1. Applying for jobs that you aren’t qualified for
Most employers will have very specific requirements that candidates have to meet. If a job requires you to have 5 years’ experience in the hospitality industry, or a Code 10 drivers’ license, you shouldn’t apply for the position if you don’t meet the criteria. Focus on the job that fits your existing skill set and experience. If you have just matriculated and would like to gain experience, why not scout the job ads looking for internship in the industry you would like to work in? Many companies welcome graduates and would even be willing to make a contribution towards your travelling costs.
2. Applying with a CV that is not up to scratch
Potential employers are put off by bad grammar, SMS type language and poor spelling make sure that you thoroughly check your CV before applying. Pages and pages of certificates, supporting documents and referrals are not only unnecessary but cumbersome to read through. If the employer is interested, they will ask you for more information.

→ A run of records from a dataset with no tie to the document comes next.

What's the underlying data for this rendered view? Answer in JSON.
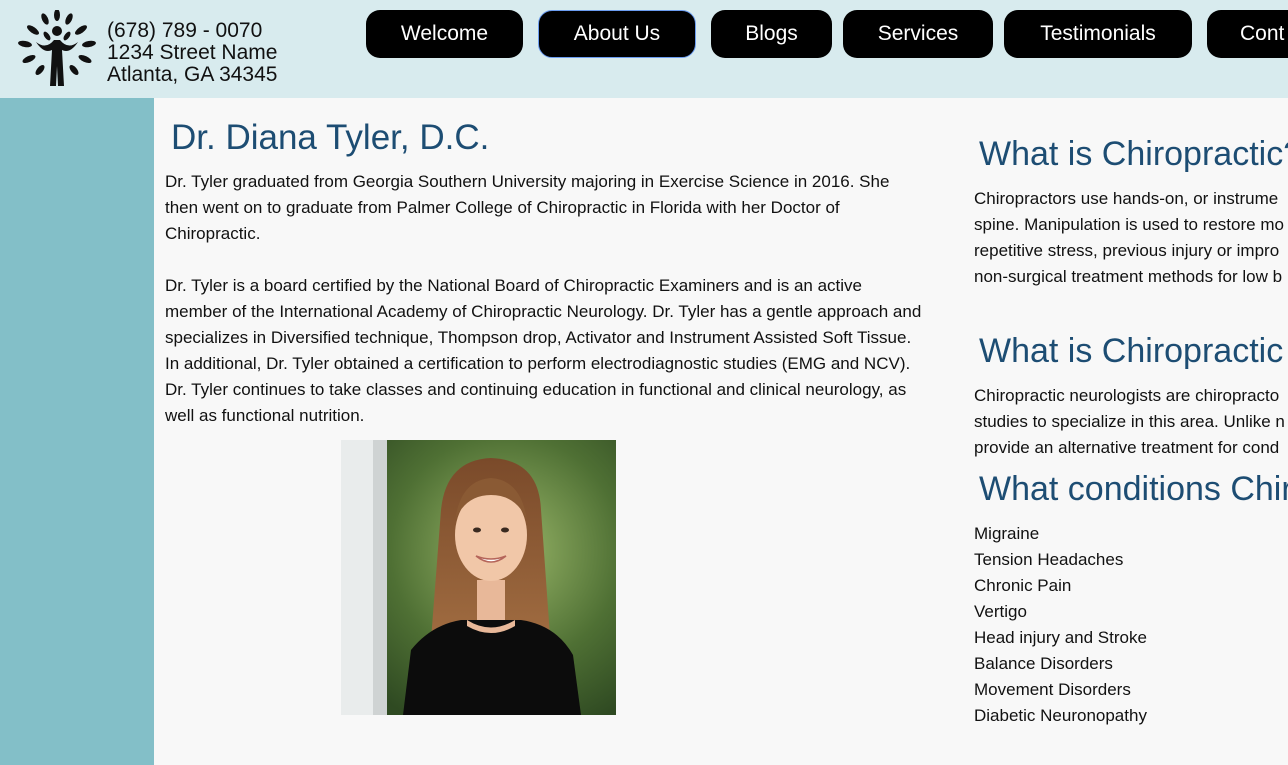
{
  "header": {
    "phone": "(678) 789 - 0070",
    "street": "1234 Street Name",
    "city": "Atlanta, GA 34345"
  },
  "nav": {
    "items": [
      {
        "label": "Welcome"
      },
      {
        "label": "About Us",
        "active": true
      },
      {
        "label": "Blogs"
      },
      {
        "label": "Services"
      },
      {
        "label": "Testimonials"
      },
      {
        "label": "Cont"
      }
    ]
  },
  "doctor": {
    "title": "Dr. Diana Tyler, D.C.",
    "bio_1": "Dr. Tyler graduated from Georgia Southern University majoring in Exercise Science in 2016. She then went on to graduate from Palmer College of Chiropractic in Florida with her Doctor of Chiropractic.",
    "bio_2": "Dr. Tyler is a board certified by the National Board of Chiropractic Examiners and is an active member of the International Academy of Chiropractic Neurology. Dr. Tyler has a gentle approach and specializes in Diversified technique, Thompson drop, Activator and Instrument Assisted Soft Tissue. In additional, Dr. Tyler obtained a certification to perform electrodiagnostic studies (EMG and NCV). Dr. Tyler continues to take classes and continuing education in functional and clinical neurology, as well as functional nutrition."
  },
  "side": {
    "h1": "What is Chiropractic?",
    "p1": [
      "Chiropractors use hands-on, or instrume",
      "spine. Manipulation is used to restore mo",
      "repetitive stress, previous injury or impro",
      "non-surgical treatment methods for low b"
    ],
    "h2": "What is Chiropractic N",
    "p2": [
      "Chiropractic neurologists are chiropracto",
      "studies to specialize in this area. Unlike n",
      "provide an alternative treatment for cond"
    ],
    "h3": "What conditions Chiro",
    "conditions": [
      "Migraine",
      "Tension Headaches",
      "Chronic Pain",
      "Vertigo",
      "Head injury and Stroke",
      "Balance Disorders",
      "Movement Disorders",
      "Diabetic Neuronopathy"
    ]
  },
  "colors": {
    "header_bg": "#d8ebee",
    "sidebar_bg": "#83bfc8",
    "heading": "#1d4d73",
    "nav_bg": "#000000"
  }
}
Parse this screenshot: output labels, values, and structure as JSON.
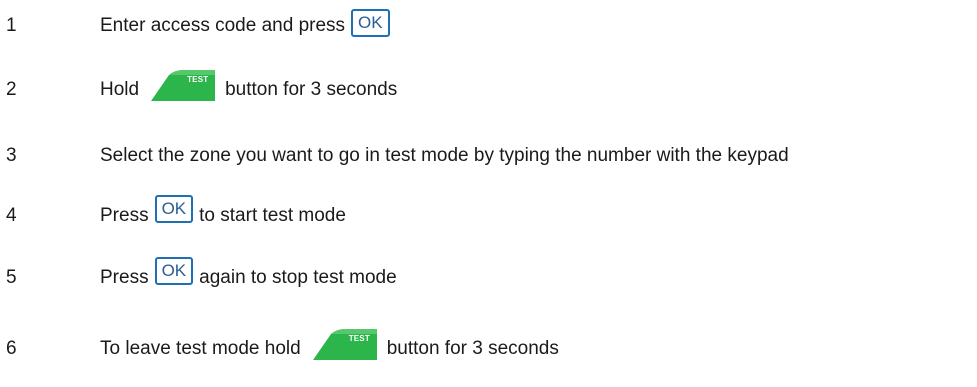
{
  "steps": [
    {
      "number": "1",
      "before": "Enter access code and press",
      "key": "OK",
      "after": ""
    },
    {
      "number": "2",
      "before": "Hold",
      "key": "TEST",
      "after": "button for 3 seconds"
    },
    {
      "number": "3",
      "before": "Select the zone you want to go in test mode by typing the number with the keypad",
      "key": "",
      "after": ""
    },
    {
      "number": "4",
      "before": "Press",
      "key": "OK",
      "after": "to start test mode"
    },
    {
      "number": "5",
      "before": "Press",
      "key": "OK",
      "after": "again to stop test mode"
    },
    {
      "number": "6",
      "before": "To leave test mode hold",
      "key": "TEST",
      "after": "button for 3 seconds"
    }
  ],
  "colors": {
    "ok_key_border": "#1f6fb5",
    "test_key_fill": "#2bb54a"
  },
  "icons": [
    "ok-key-icon",
    "test-key-icon"
  ]
}
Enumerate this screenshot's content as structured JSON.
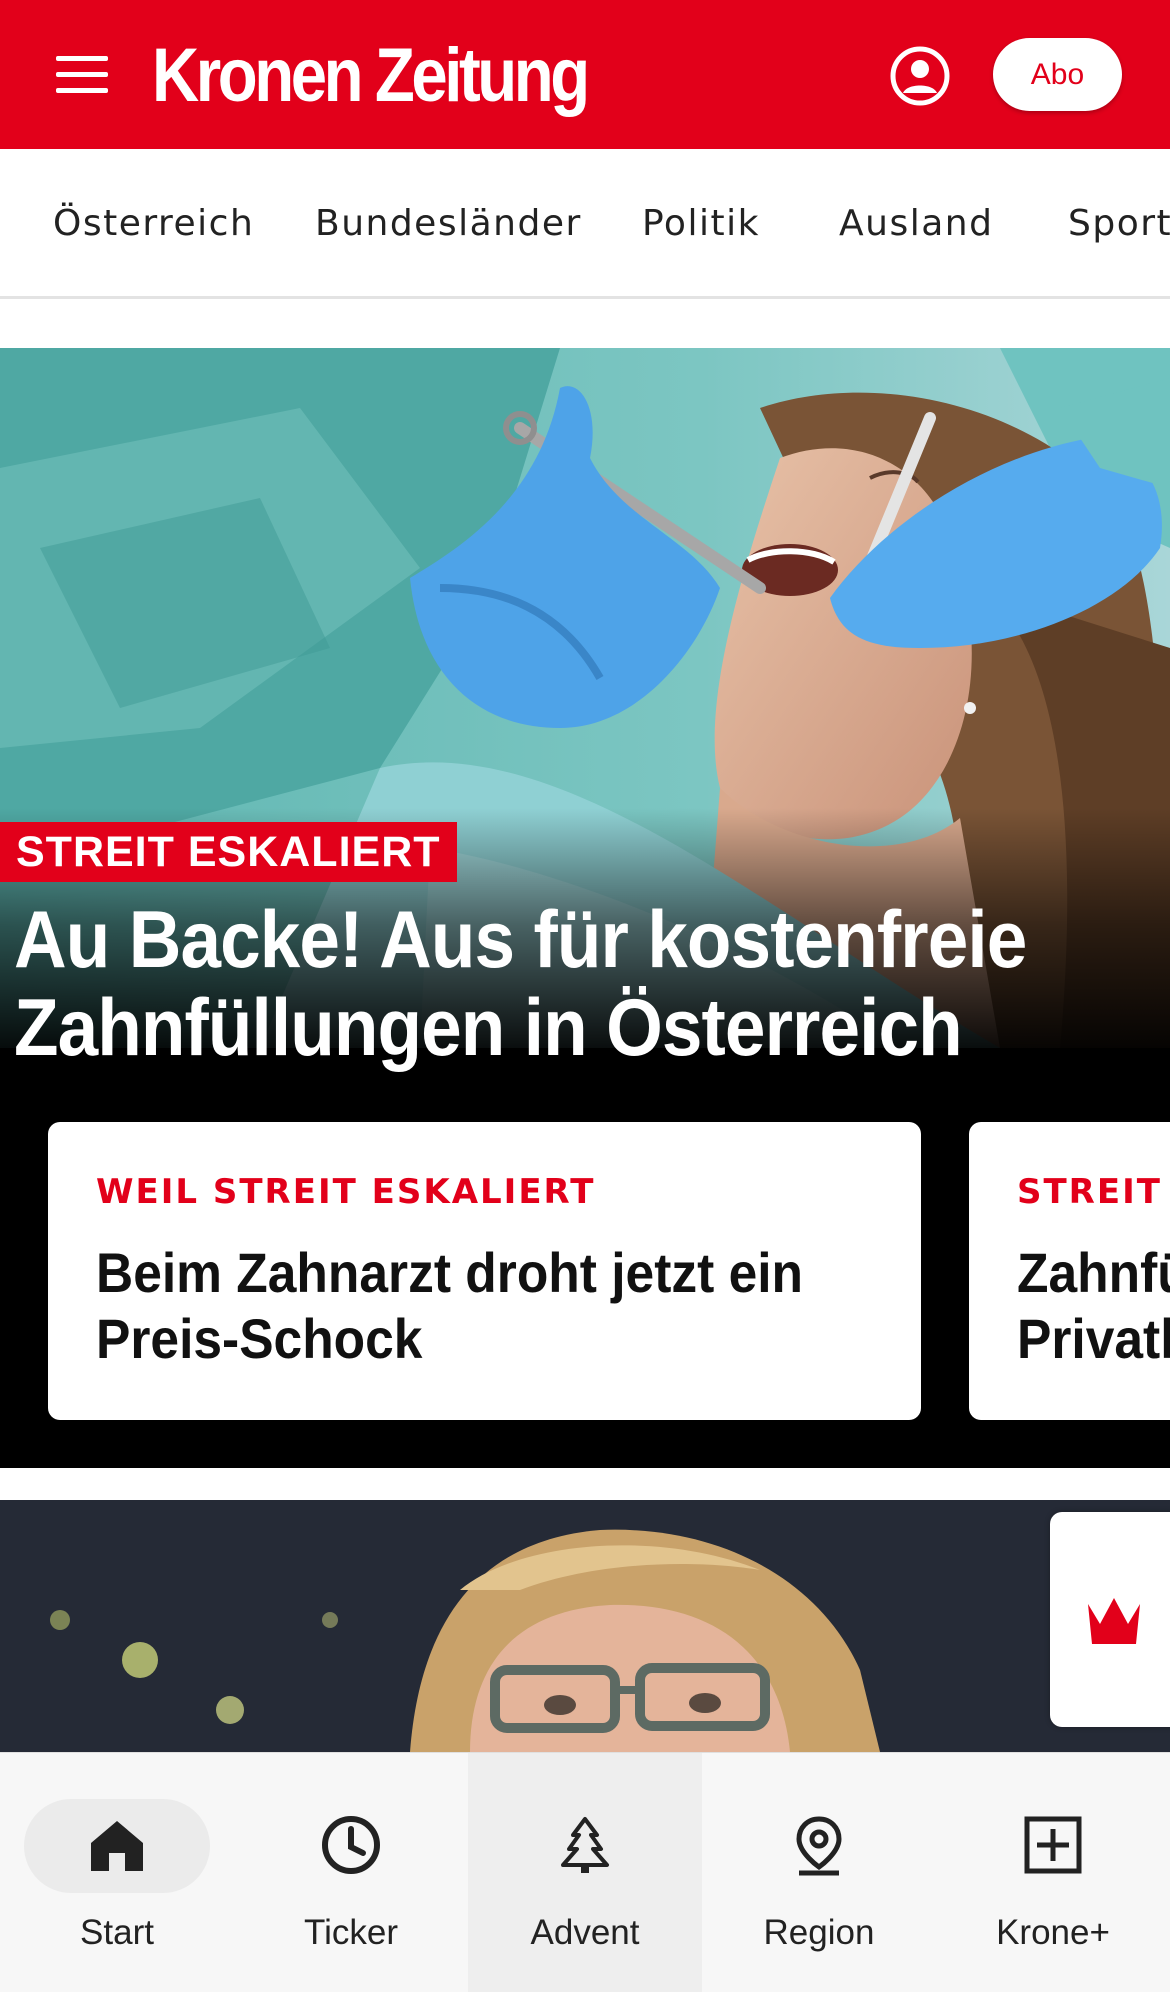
{
  "header": {
    "logo": "Kronen Zeitung",
    "abo_label": "Abo",
    "brand_color": "#e2001a"
  },
  "categories": [
    "Österreich",
    "Bundesländer",
    "Politik",
    "Ausland",
    "Sport"
  ],
  "hero": {
    "kicker": "STREIT ESKALIERT",
    "title_line1": "Au Backe! Aus für kostenfreie",
    "title_line2": "Zahnfüllungen in Österreich"
  },
  "related": [
    {
      "kicker": "WEIL STREIT ESKALIERT",
      "title_line1": "Beim Zahnarzt droht jetzt ein",
      "title_line2": "Preis-Schock"
    },
    {
      "kicker": "STREIT U",
      "title_line1": "Zahnfü",
      "title_line2": "Privatl"
    }
  ],
  "bottom_nav": {
    "items": [
      {
        "label": "Start",
        "icon": "home-icon"
      },
      {
        "label": "Ticker",
        "icon": "clock-icon"
      },
      {
        "label": "Advent",
        "icon": "tree-icon"
      },
      {
        "label": "Region",
        "icon": "location-pin-icon"
      },
      {
        "label": "Krone+",
        "icon": "plus-box-icon"
      }
    ]
  }
}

3. Applying with weak or biased references
Make sure that whoever you name as a reference will actually give you a positive review should a potential employer contact them for information. Written references rarely work most recruiters prefer to speak to someone in person. Never give a family member, principal, pastor or friend as a reference the employer will see them as being biased. A good reference is someone who was your direct superior at work colleagues usually don’t qualify.
4. Applying without investigating the company first
Google has plenty of tips and tricks to help you ace an interview and can give you all the right answers unfortunately employers read those articles too, and are becoming a lot more discerning! I start off all interviews with a single question: Tell me what you know about my company, and why you would like to work here? As a potential employer, there are certain answers that you definitely do not want to hear, including “I don’t know anything about the company”, “I applied for so many jobs I can’t remember” or perhaps, worst of all, “My mother applied for me”. Do your research first. Find out whether or not you will fit into the company’s culture.
5. Complaining or focusing on the perks before you even start
Most interviewers end their discussion with a question-and-answer opportunity where candidates can make enquiries about any aspects of the job they aren’t clear about. I cringe when applicants use that time to dictate their terms for working hours or leave, rather than ask about the job, the company and our expectations. Show your passion and interest in the job and the people you will be working with. Rephrase questions such as “How long before I get a promotion?” by asking, “Does the company allow room for growth?” Rather than asking, “Can I get extra leave?”, ask whether or not the company allows for flexible work schedules. Your goal is as much to interview the company as they are interviewing you use your opportunity to do so wisely.
6. Not looking the part
The working world is a lot more casual than it was a few years ago and most employers don’t expect you to show up for an interview in your suit and tie, but you should still look neat. Cover up tattoos, remove piercings, and look as professional as you would like to be taken. And whilst it’s great that your mom or friends support you, they shouldn’t tag along to interviews it makes it seem as though you aren’t quite as independent as an employer might like!
And lastly, don’t get discouraged. It’s not unusual to get rejected a few times and every interview counts as great practise for the next one. Use your mobile phone or Internet connection to keep an eye on the job classifieds the right job for you is right around the corner.
Angelique Robbertse is the Job Mail Product and Marketing Manager.